A couple of years ago, a friend of mine needed me to check on her husband, Michael, to make sure he had not killed himself.
Earlier that evening, Michael (the ex-husband) had confessed to my friend that he had been entangled in a two-year-long sexual affair. His mistress was pregnant, and she was probably keeping the baby. Michael was a doctor, and she was originally his patient, and he was likely going to get fired from his practice because his medical partner had caught them sixty-nine-ing in an exam room. As if the story couldn’t get any more scandalous, Michael was also likely going to lose his medical license because the partner was pissed.

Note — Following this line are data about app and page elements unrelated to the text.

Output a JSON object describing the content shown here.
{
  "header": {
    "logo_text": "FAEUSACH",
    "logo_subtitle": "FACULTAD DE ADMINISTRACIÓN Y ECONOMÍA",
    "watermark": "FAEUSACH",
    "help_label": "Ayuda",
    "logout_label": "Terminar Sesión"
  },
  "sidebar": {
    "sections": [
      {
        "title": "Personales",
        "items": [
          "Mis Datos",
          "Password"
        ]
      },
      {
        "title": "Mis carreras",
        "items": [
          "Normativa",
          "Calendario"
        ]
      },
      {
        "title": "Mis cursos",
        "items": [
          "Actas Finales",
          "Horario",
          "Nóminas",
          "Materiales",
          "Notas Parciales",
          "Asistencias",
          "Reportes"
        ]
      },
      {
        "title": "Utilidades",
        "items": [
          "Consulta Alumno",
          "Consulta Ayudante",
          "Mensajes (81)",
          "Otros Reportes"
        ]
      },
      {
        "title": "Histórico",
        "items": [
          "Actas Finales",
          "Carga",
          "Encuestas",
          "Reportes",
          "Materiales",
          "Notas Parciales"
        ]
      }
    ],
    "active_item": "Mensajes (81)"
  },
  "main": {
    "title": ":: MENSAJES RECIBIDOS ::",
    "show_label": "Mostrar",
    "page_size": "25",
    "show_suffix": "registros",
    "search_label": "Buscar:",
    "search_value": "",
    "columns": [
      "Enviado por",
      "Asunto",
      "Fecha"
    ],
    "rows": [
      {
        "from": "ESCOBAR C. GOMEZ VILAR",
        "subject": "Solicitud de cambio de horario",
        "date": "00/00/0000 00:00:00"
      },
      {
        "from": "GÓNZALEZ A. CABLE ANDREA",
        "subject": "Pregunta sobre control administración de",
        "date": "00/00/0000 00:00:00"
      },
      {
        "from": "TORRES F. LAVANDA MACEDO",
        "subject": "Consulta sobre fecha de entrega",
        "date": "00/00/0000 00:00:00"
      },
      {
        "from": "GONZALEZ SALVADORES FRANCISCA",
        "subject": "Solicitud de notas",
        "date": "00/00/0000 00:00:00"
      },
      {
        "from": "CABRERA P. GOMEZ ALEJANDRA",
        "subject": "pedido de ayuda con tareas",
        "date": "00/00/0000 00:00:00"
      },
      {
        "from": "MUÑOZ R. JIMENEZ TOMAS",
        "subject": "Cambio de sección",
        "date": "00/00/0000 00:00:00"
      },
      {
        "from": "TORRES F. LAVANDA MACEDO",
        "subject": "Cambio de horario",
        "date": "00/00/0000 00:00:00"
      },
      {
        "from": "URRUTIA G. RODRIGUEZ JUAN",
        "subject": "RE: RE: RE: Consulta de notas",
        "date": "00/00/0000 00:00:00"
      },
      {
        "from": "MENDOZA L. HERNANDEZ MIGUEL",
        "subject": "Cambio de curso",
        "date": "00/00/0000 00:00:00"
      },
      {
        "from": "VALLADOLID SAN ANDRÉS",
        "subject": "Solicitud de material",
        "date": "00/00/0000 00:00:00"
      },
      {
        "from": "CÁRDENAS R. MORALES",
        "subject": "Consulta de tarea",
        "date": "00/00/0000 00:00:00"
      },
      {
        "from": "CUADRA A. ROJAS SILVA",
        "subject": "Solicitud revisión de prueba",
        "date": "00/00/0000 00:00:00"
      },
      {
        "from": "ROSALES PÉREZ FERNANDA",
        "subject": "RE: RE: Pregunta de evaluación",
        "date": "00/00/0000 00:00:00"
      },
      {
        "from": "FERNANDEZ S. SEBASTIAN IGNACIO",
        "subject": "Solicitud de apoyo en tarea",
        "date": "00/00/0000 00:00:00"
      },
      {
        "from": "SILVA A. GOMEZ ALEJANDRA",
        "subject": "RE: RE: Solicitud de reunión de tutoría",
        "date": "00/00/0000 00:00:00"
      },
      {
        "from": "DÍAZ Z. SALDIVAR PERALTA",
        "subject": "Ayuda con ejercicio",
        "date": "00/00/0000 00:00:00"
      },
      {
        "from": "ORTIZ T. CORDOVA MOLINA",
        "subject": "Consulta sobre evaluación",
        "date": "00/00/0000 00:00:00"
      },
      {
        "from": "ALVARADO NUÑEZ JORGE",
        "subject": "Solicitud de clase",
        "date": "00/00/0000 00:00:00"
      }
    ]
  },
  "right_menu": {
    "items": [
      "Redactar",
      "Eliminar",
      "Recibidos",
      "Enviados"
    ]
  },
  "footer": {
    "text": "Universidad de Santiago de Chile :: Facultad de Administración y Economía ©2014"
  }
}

Upon being punched in the gut with this shocking and horrifying news, my friend packed up their daughter, checked into a hotel, and told Michael to jump off a cliff and die. Then, a few hours later, she called me worried that Michael would actually do the thing she commanded, and jump off a cliff (or more likely a bridge) and die.
She was too angry to check on him herself, and it wasn’t exactly the kind of thing you could bother the police with at this point she said, so she assigned the job to me.
So I left and was prepared for a tough scene. I didn’t think I would find a cold body or anything, but I assumed Michael would be inconsolable, unrecognisable, and incoherent. He had, in one night, lost everything: his wife, his daughter, his work, his future, his name, his legacy, his money. It is still crazy to me how one bad decision (to keep your dick in your pants) can murder your entire life, and yet, we flawed humans never learn.
When I banged on Michael’s door, hoping he was not hanging from the chandelier, I also hoped he would not want to talk about what had happened.
I knocked again and again. Nothing.
Suddenly things got real. What if Michael wasn’t going to kill himself, but he was going to kill me? I mean, according to my friend, he was a “fucking” sociopath. Or maybe he was the murder-suicide type. I didn’t really know him but he could definitely be a monster.
Finally, I heard some commotion inside. Then I heard footsteps coming. And suddenly the door swung open and there was Michael. No slit wrists. No bloodstained goodbye note. Just Dr. Cheater, drinking beer, chitchatting with his girlfriend on the phone.
“Hey, you!” he said nearly buoyantly to me. “Sorry. I had to put a shirt on. I thought you were the burrito guy.” Burritos? “Uh, nope. No burritos,” I replied voter cautiously. “I was just checking on you.”
Michael told his girlfriend he would call her right back. Then he came out and we sat on his doorsteps in front of the apartment. Stylish. According to Michael, he and my friend had been planning to get divorced for several years. She started throwing around the D-bomb right after they got married, like seven years ago. He only started the affair after they agreed to basically “fake” their marriage for the sake of their daughter, until she went to school. In other words, according to Michael, this marriage was totally over. So, he met someone else who lit up his life, and he felt free to go for it. There wasn’t much guilt involved, for him. As for his work repercussions, the aftermath wasn’t nearly as fatalistic as my friend had made it sound.
We have all heard the expression, “There are three sides to every story: yours, mine, and the truth.” His side of the story was very different from hers.
My friend: I was sick to my stomach, wondering if he was going to jump off the bridge or shoot himself in the head.
Michael: It was a very stressful situation. The Burrito Shack had the chunkier guacamole, but Mama Mexican delivers those crunchy tacos…..
The reality is, both sides of a breakup is a creative exploration that doesn’t make a dent in understanding how or why a relationship decays. If love is the greatest mystery of all, then death is even more inexplicable. We are hardwired to be, at once, fixated on our hearts and completely dumbfounded by what lives inside them. That’s just the way it is. No wonder love makes us insane.
Unlocking the details of a bad breakup might help with self-growth or self-compassion, but it won’t make saying goodbye, or letting go, any easier. But I say goodbye to my wild 20s and the jazz-saxophone-guy who couldn’t keep it in his pants; the CEO with his tragic cheating habits; the artist who had a minor stroke every time he ejaculated; that guy who liked the feeling of my feet on his penis a little too much; the rabbinical guy who just wanted to snuggle; the recovering sex addict who didn’t seem so recovered; the dog walker who reeked of beer and weed; the banker who was into Botox injections; the perfect man….. with the micropenis (because of course); the army guy whose penis was so big that no one could possibly have sex with him; and the Russian who, after a morning-after coffee, said he had to go “poo-poo-ca-ca” and I couldn’t so much as look at him again.
I am making peace with it all even though closure is for real estate, not love stories.